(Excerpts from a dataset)
-- -- --

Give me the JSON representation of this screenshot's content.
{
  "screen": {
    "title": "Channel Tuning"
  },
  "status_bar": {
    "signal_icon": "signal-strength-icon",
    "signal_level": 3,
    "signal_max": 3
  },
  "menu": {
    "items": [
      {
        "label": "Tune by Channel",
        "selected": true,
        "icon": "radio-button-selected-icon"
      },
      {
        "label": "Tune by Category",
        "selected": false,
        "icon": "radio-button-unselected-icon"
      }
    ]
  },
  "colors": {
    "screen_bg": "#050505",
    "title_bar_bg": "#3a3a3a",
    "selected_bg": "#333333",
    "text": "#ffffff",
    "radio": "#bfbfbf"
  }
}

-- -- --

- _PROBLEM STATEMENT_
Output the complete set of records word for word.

- _WRITTEN SOLUTION_
Give me the JSON representation of this screenshot's content.
{
  "screen": {
    "title": "Channel Tuning"
  },
  "status_bar": {
    "signal_icon": "signal-strength-icon",
    "signal_level": 3,
    "signal_max": 3
  },
  "menu": {
    "items": [
      {
        "label": "Tune by Channel",
        "selected": true,
        "icon": "radio-button-selected-icon"
      },
      {
        "label": "Tune by Category",
        "selected": false,
        "icon": "radio-button-unselected-icon"
      }
    ]
  },
  "colors": {
    "screen_bg": "#050505",
    "title_bar_bg": "#3a3a3a",
    "selected_bg": "#333333",
    "text": "#ffffff",
    "radio": "#bfbfbf"
  }
}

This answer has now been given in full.